I’m not going to teach you how to propagate here. Instead, I’m going to describe the basic ideas and the rest is up to you. The internet will be your most valuable resource. All but one of these methods will produce an exact copy of the mother tree just as grandpa used to do. You can propagate fig trees in any of the following manners:
- Cuttings - Usually cut in the fall/winter. A piece of dormant (brown or gray), leafless wood 8 to 10 inches long is cut from the mother tree and rooted or planted. The cutting should have at least 3 good nodes on it. With proper care, you can refrigerate the cutting for a year or longer but it is best to root as soon as possible. 4-5 seasons for ripe figs
- Air-Layering - There are tons of variations and tricks. Basically, you are rooting a branch of the fig tree while it is still attached to the mother tree. A small mass of moist growing medium (potting soil or sphagnum peat moss) is suspended on the branch and a root ball develops into the medium. The branch is then separated below the new root ball and potted. This is the easiest and fastest method for a beginner. 2-3 seasons for ripe figs.

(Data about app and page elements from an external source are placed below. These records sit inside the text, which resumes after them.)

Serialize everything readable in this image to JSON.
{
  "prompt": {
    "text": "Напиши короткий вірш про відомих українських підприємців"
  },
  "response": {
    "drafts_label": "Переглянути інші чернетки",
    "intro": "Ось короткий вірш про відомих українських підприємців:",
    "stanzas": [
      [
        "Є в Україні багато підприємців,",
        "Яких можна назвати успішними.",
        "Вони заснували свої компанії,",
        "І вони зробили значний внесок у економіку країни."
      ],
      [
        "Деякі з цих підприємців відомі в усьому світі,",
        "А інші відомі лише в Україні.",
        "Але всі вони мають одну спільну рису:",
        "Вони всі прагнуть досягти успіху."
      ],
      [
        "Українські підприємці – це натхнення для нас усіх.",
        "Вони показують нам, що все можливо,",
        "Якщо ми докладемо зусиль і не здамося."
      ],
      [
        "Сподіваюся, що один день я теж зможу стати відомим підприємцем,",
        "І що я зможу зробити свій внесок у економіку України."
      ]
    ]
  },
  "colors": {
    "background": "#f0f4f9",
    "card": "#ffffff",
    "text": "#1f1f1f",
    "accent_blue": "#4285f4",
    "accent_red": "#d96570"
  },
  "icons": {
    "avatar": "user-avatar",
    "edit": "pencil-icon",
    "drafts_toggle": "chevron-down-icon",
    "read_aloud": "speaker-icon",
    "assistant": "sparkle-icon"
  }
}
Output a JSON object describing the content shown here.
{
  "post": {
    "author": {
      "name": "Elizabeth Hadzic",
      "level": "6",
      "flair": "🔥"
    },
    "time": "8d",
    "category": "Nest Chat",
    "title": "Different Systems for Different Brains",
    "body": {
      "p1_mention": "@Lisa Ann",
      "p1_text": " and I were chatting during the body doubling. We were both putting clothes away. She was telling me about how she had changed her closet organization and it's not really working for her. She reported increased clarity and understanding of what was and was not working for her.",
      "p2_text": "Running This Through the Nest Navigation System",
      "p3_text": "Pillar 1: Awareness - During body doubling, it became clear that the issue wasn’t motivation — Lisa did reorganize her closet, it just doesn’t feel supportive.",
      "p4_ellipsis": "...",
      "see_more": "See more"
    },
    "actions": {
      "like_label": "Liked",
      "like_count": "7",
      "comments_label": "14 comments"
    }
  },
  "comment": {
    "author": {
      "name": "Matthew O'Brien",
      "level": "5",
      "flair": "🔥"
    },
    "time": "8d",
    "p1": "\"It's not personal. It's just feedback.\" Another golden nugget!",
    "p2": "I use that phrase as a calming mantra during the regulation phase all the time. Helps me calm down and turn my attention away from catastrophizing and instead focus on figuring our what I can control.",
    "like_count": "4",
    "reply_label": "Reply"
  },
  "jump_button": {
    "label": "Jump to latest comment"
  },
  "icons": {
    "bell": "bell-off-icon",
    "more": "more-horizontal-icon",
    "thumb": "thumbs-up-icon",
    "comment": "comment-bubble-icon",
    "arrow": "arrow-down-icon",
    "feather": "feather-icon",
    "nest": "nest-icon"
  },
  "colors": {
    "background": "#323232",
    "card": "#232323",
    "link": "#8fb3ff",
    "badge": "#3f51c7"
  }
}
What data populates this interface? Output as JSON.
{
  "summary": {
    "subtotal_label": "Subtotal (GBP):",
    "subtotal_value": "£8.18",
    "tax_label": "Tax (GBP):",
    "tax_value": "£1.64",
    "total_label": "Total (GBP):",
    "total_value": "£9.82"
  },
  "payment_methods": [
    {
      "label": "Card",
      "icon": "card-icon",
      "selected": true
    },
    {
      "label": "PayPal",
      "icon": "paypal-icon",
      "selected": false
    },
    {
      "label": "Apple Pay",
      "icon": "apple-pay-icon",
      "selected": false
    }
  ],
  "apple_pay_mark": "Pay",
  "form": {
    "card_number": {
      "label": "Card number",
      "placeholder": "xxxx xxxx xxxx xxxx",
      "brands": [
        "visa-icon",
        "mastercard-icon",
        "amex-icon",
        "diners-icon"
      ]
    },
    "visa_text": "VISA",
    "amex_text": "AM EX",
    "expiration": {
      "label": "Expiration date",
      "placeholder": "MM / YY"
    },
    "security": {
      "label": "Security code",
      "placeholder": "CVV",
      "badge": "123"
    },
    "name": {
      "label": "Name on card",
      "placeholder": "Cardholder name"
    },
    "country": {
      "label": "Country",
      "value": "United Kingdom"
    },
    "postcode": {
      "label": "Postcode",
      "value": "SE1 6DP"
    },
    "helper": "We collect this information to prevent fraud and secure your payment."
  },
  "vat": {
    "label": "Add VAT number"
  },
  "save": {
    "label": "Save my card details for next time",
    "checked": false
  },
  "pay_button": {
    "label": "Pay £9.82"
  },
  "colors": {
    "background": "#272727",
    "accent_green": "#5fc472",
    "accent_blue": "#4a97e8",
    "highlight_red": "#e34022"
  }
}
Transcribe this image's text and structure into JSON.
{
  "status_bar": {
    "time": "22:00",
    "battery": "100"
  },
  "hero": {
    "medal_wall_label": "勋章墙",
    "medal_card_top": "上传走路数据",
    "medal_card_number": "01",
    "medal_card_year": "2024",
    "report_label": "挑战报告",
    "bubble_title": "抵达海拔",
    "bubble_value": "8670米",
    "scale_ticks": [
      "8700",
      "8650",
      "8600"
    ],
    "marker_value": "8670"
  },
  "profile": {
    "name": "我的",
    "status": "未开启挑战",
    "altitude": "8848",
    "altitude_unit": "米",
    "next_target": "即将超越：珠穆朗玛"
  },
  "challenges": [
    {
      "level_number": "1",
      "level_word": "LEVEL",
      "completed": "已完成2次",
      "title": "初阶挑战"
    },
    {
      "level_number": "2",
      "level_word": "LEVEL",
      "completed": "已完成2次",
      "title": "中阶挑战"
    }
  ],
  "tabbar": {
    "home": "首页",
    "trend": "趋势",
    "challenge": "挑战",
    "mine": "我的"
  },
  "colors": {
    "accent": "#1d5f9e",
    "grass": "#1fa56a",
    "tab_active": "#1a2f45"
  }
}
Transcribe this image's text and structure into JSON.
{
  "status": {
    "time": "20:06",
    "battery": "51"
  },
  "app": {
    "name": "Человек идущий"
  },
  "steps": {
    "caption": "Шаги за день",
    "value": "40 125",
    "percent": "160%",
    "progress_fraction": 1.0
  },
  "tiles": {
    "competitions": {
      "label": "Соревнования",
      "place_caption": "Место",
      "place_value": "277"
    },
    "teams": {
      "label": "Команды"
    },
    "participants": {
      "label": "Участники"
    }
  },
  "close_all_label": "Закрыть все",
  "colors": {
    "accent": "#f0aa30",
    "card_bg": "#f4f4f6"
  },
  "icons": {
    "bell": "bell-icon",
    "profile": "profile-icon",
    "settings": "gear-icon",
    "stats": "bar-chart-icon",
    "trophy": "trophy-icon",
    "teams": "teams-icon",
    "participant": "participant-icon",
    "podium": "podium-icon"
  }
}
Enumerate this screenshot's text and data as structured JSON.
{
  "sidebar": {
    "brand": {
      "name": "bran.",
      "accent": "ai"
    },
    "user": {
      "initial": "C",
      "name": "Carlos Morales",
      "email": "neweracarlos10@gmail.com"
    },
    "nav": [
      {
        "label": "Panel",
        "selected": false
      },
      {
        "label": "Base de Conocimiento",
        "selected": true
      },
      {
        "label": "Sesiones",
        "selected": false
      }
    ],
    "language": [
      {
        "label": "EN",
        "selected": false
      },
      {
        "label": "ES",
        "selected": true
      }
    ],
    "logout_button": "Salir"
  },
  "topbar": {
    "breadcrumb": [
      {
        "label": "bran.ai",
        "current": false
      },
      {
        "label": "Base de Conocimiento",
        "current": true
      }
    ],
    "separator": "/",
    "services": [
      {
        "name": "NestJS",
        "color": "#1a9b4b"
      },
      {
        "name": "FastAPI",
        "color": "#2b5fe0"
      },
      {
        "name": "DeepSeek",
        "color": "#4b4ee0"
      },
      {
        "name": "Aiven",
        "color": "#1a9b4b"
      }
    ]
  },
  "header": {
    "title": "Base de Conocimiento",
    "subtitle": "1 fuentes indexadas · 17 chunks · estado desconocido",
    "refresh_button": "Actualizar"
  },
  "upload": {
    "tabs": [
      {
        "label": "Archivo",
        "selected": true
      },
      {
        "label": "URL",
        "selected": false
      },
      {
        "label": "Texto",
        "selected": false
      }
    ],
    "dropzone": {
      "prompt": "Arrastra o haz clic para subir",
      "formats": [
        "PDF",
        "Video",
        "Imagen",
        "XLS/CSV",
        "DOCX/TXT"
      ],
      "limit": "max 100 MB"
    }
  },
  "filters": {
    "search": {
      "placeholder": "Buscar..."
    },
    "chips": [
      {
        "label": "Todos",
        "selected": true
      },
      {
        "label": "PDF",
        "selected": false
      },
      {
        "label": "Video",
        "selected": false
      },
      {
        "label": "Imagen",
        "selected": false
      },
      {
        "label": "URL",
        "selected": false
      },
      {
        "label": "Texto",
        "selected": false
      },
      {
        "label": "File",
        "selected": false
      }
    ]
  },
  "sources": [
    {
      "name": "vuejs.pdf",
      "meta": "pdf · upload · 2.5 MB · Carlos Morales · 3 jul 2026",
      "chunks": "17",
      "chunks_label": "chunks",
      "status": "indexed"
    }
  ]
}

- Bending a low branch - This is a form or air-layering. A low branch on an existing in-ground or potted fig tree is bent toward the ground and held in place. Soil is placed over a portion of the branch. Roots will form into the soil and after some time the branch will be separated from the mother tree at a point before it enters the soil. The branch is then carefully dug and potted. 2-3 seasons for ripe figs.
- Digging a root sucker - Root suckers are those long, straight branches that grow directly from the soil line close to the base of the mother tree. Root suckers are a small phenomenon to me. Some varieties will sucker all season long and others will sucker as a sign of something negative. In the first case, a tree will grow and fruit sooner. In the latter case, a tree will grow and take longer to fruit. In every case, a healthy tree will develop. Let the root sucker grow for a bit then dig it out with roots intact. The sucker may need to be separated with pruners below the root zone. Pot the sucker in a good quality medium. 2-5 seasons for ripe figs.
- Rooting green wood - Difficult to do and most times takes an entire season. I’ve done it successfully only a handful of times. Takes a long time and recommended if the only wood you are able to secure is green wood. Try to get a shoot at least 12” long with some hardened brown or gray wood below the new green growth if possible. Separate the branch somewhere in the hardened wood area if present. Cut off all but 2 or 3 leaves. Can root directly in growing medium during the summer or plain water during any season. This method will require a cover around the cutting as you are trying to create a moist and humid environment. Keep in a bright and sunny location with a small amount of temperature fluctuation. 4-5 seasons for ripe figs.
- Grafting or budding - Not as hard as you think. I’ve done it successfully many times with no formal training. Consists of joining tissue (scion, cutting or bud) of one variety to the rootstock of another. Anything growing above the graft union is the new variety. Anything growing below the graft union is the rootstock and should be removed. Google, ‘How to graft a fig tree’ and you’ll find some great tutorials. This is the fastest method. 1-2 years to fruit.
- Growing from seed - Although it is not recommended, growing from seed deserves a mention. Growing from seed will NOT produce an exact duplicate of the mother tree. It takes the longest to achieve an adult tree and since the (sex) life of edible figs is complicated, there is a high probability the tree will not fruit at all. This is only recommended if you are breeding, experimenting, or need rootstock. 5-7 years to fruit if it happens at all.